I had not remembered that a Gragg chair was the first offering in the book.  It was a bit of a surprise, to be honest.  It’s not the top-of-the-line Gragg chair like we are composing this week but is a beauty anyhow.

As I browsed through the book I found a number of chairs that intrigued me, but only a few that interested me enough to consider making them.  One of the first of these was this recliner by Josef Hoffman, whose vocabulary should be much more widespread throughout the design/craft community.

One of my all time favorite designers is Charles Rennie Mackintosh, I find captivating his work in almost any form.  I keep thinking that the pair of white wardrobe cabinets from Hill House(?) might make some mighty nice tool cabinets.  And, some of his chairs have been eating at me for decades, beginning with the receptionist’s chair and his many iterations of dining chairs.  I’ve even got the idea that I could somehow merge the influences of Stickley and Mackintosh into the same KD chair.  It would be interesting to try,  although some of the later Prairie Style stuff comes pretty close.

I have always loved classical Chines furniture, none more than the “horseshoe” chair.  Hans Wegner’s interpretation of the form is almost to good to believe.  But that could be said about much that Wegner designed.

Returning to the theme of (laminated?) bentwood chairs is the chaise from Alvar Aalto.  Sublime.

Closing out this romp through chairs I might make some day is Mies van der Rohe’s Barcelona chairs (always presented in pairs).  The challenge is, could these metal structural elements be reproduced in bentwood?

Just stuff to think about as I try envisioning cool projects in the future.  My mom lived to almost 104 and kept her wits until her last few days, so I figure I might have another 35 years of woodworking left in me.

A Fascinating Merger Of Design And Technology

Since before I was an architecture student in the mid-70s (never finished, they changed the curriculum to something I did not like nor want) I have been fascinated with the problems of design for human consumption and beyond in the realm of architecture, space, and accessories therein.  Even my later managerial training aptitude testing identified me as an INTP in the Myers-Briggs vernacular, or as one of our instructors phrased it, “The architect of ideas.”  And things, be they furniture or houses or rockets, are the manifestation of ideas.

The video here was an eye-opener for me.  I hope you find it as fascinating as I did.  When the time comes for Mrs. Barn and me to eventually design and obtain our geezer house I wonder if this will be part of the discussion

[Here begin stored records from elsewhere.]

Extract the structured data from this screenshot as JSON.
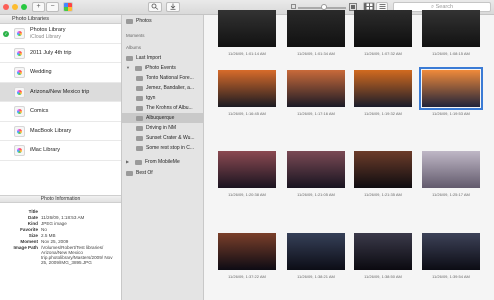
{
  "toolbar": {
    "add_label": "+",
    "remove_label": "−",
    "search_placeholder": "Search",
    "zoom_level": 0.5
  },
  "libraries": {
    "header": "Photo Libraries",
    "items": [
      {
        "label": "Photos Library",
        "sub": "iCloud Library",
        "checked": true,
        "selected": false
      },
      {
        "label": "2011 July 4th trip",
        "selected": false
      },
      {
        "label": "Wedding",
        "selected": false
      },
      {
        "label": "Arizona/New Mexico trip",
        "selected": true
      },
      {
        "label": "Comics",
        "selected": false
      },
      {
        "label": "MacBook Library",
        "selected": false
      },
      {
        "label": "iMac Library",
        "selected": false
      }
    ]
  },
  "info": {
    "header": "Photo Information",
    "rows": [
      {
        "k": "Title",
        "v": ""
      },
      {
        "k": "Date",
        "v": "11/26/09, 1:18:53 AM"
      },
      {
        "k": "Kind",
        "v": "JPEG image"
      },
      {
        "k": "Favorite",
        "v": "No"
      },
      {
        "k": "Size",
        "k2": "",
        "v": "2.5 MB"
      },
      {
        "k": "Moment",
        "v": "Nov 25, 2009"
      },
      {
        "k": "Image Path",
        "v": "/Volumes/Robert/Test libraries/ Arizona/New Mexico trip.photolibrary/Masters/2009/ Nov 25, 2009/IMG_3895.JPG"
      }
    ]
  },
  "events": {
    "photos_label": "Photos",
    "moments_label": "Moments",
    "albums_label": "Albums",
    "last_import": "Last Import",
    "iphoto_events": "iPhoto Events",
    "items": [
      {
        "label": "Tonto National Fore...",
        "selected": false
      },
      {
        "label": "Jemez, Bandalier, a...",
        "selected": false
      },
      {
        "label": "tgyn",
        "selected": false
      },
      {
        "label": "The Krohns of Albu...",
        "selected": false
      },
      {
        "label": "Albuquerque",
        "selected": true
      },
      {
        "label": "Driving in NM",
        "selected": false
      },
      {
        "label": "Sunset Crater & Wu...",
        "selected": false
      },
      {
        "label": "Some rest stop in C...",
        "selected": false
      }
    ],
    "from_mobileme": "From MobileMe",
    "best_of": "Best Of"
  },
  "photos": [
    {
      "cap": "11/26/09, 1:01:14 AM",
      "colors": [
        "#333",
        "#111"
      ]
    },
    {
      "cap": "11/26/09, 1:01:34 AM",
      "colors": [
        "#2a2a2a",
        "#111"
      ]
    },
    {
      "cap": "11/26/09, 1:07:32 AM",
      "colors": [
        "#2d2d2d",
        "#0e0e0e"
      ]
    },
    {
      "cap": "11/26/09, 1:08:15 AM",
      "colors": [
        "#333",
        "#121212"
      ]
    },
    {
      "cap": "11/26/09, 1:16:45 AM",
      "colors": [
        "#d86b2a",
        "#1a1a22"
      ]
    },
    {
      "cap": "11/26/09, 1:17:16 AM",
      "colors": [
        "#c96a3a",
        "#1b1a26"
      ]
    },
    {
      "cap": "11/26/09, 1:19:32 AM",
      "colors": [
        "#d26a1f",
        "#1a1c2a"
      ]
    },
    {
      "cap": "11/26/09, 1:19:53 AM",
      "colors": [
        "#f08a3a",
        "#20233a"
      ],
      "selected": true
    },
    {
      "cap": "11/26/09, 1:20:38 AM",
      "colors": [
        "#8b4a52",
        "#1a1420"
      ]
    },
    {
      "cap": "11/26/09, 1:21:05 AM",
      "colors": [
        "#7a4a55",
        "#181420"
      ]
    },
    {
      "cap": "11/26/09, 1:21:35 AM",
      "colors": [
        "#6c3c2a",
        "#0e0c10"
      ]
    },
    {
      "cap": "11/26/09, 1:25:17 AM",
      "colors": [
        "#bfb7c6",
        "#625a6c"
      ]
    },
    {
      "cap": "11/26/09, 1:37:22 AM",
      "colors": [
        "#7a3f2a",
        "#0d0b14"
      ]
    },
    {
      "cap": "11/26/09, 1:38:21 AM",
      "colors": [
        "#364058",
        "#0c0d16"
      ]
    },
    {
      "cap": "11/26/09, 1:38:50 AM",
      "colors": [
        "#3b3a4a",
        "#0b0a10"
      ]
    },
    {
      "cap": "11/26/09, 1:39:54 AM",
      "colors": [
        "#3d4258",
        "#0c0c14"
      ]
    }
  ]
}
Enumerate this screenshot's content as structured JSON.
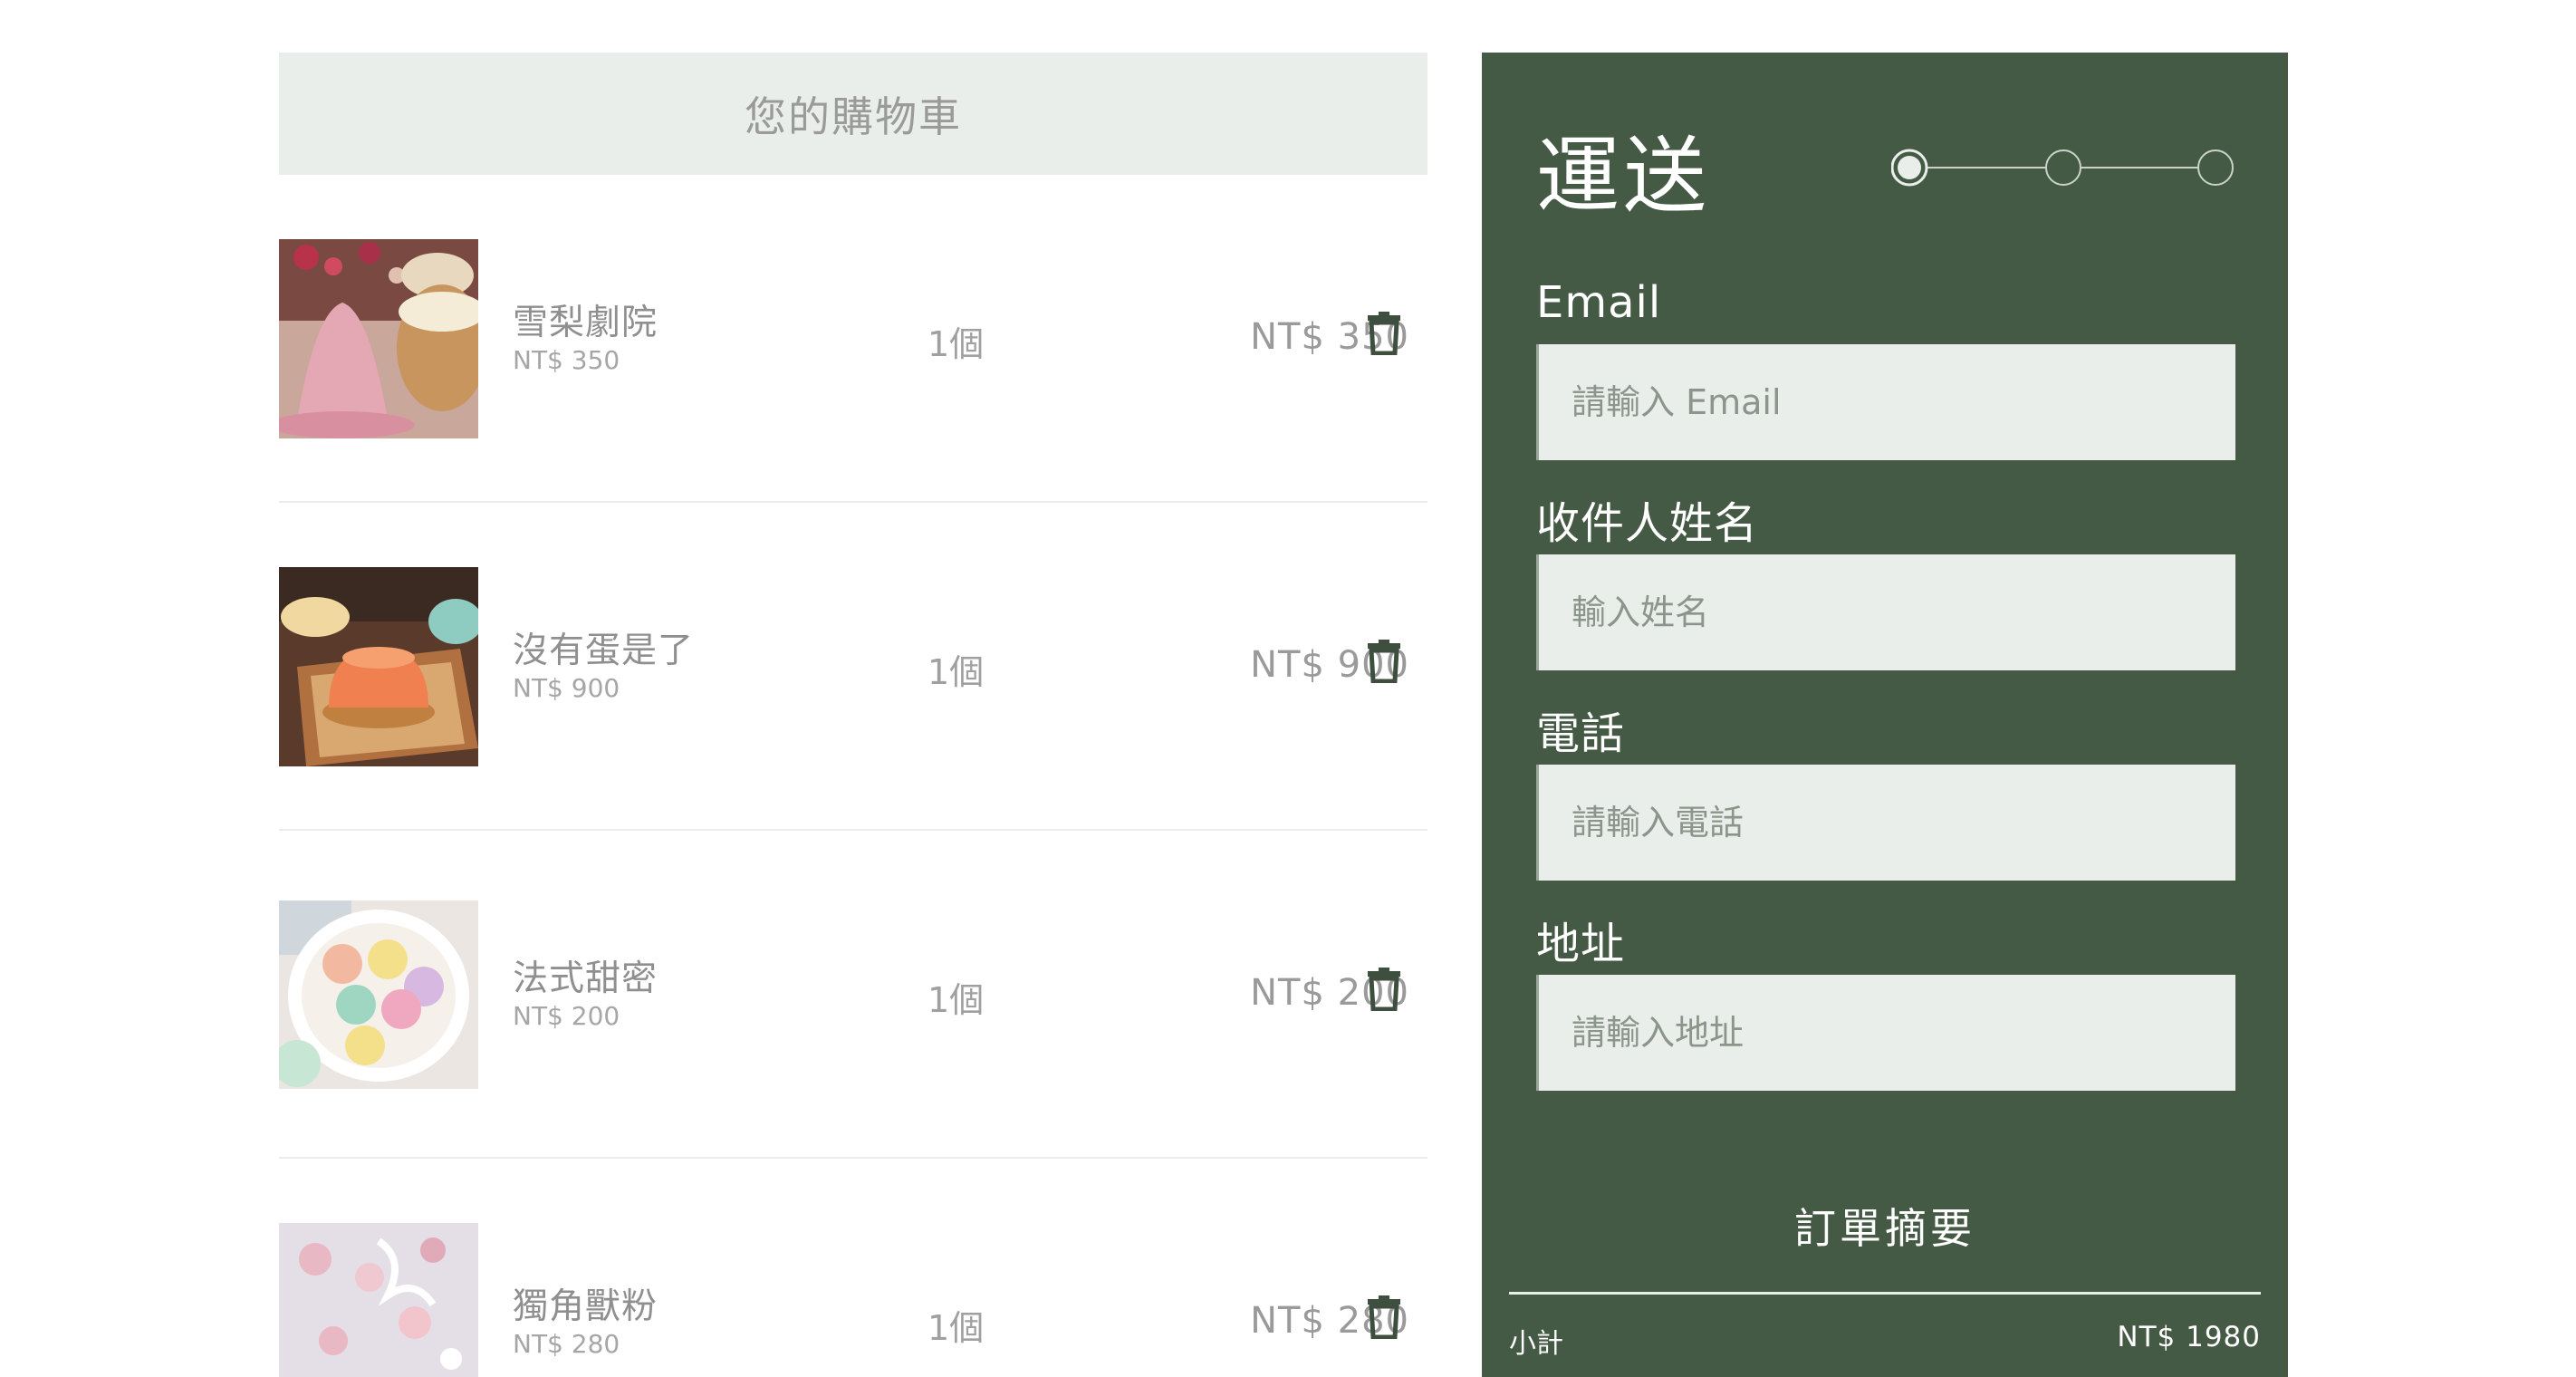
{
  "cart": {
    "title": "您的購物車",
    "items": [
      {
        "name": "雪梨劇院",
        "unit_price": "NT$ 350",
        "qty": "1個",
        "total": "NT$ 350",
        "thumb": "pink-dessert-photo"
      },
      {
        "name": "沒有蛋是了",
        "unit_price": "NT$ 900",
        "qty": "1個",
        "total": "NT$ 900",
        "thumb": "orange-mousse-photo"
      },
      {
        "name": "法式甜密",
        "unit_price": "NT$ 200",
        "qty": "1個",
        "total": "NT$ 200",
        "thumb": "macaron-plate-photo"
      },
      {
        "name": "獨角獸粉",
        "unit_price": "NT$ 280",
        "qty": "1個",
        "total": "NT$ 280",
        "thumb": "pink-macaron-photo"
      }
    ]
  },
  "shipping": {
    "title": "運送",
    "steps": {
      "count": 3,
      "current": 1
    },
    "fields": [
      {
        "label": "Email",
        "placeholder": "請輸入 Email"
      },
      {
        "label": "收件人姓名",
        "placeholder": "輸入姓名"
      },
      {
        "label": "電話",
        "placeholder": "請輸入電話"
      },
      {
        "label": "地址",
        "placeholder": "請輸入地址"
      }
    ]
  },
  "summary": {
    "title": "訂單摘要",
    "subtotal_label": "小計",
    "subtotal_value": "NT$ 1980"
  },
  "colors": {
    "panel_green": "#455a45",
    "input_bg": "#e9eeea",
    "header_bg": "#e9eeea",
    "trash_icon": "#3f4f3f"
  }
}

Like Howard Roarke being consumed with the problem of efficient mass housing – he cared only for the technical problem and was indifferent to the residents or the patrons – I am fascinated by the integration of tomorrow’s technology with ongoing universal needs.  Despite being mostly concerned with historicity and historic artifacts I have no quarrel with modern technology other than its increasing encroachment to the detriment of “quality of life,” for example the telecom revolution enabling the creation of the suffocating Surveillance State.  (It might be worth noting that “quality of life” is primarily a psychological term; “standard of living” refers to the practical choices available to a person depending on their circumstantial and material assets).  Technology is morally neutral, and the only reason it is problematic is that we are fallen creatures living in an amoral, immoral, or even anti-moral culture.

That said, the idea of a robust origami house is way cool.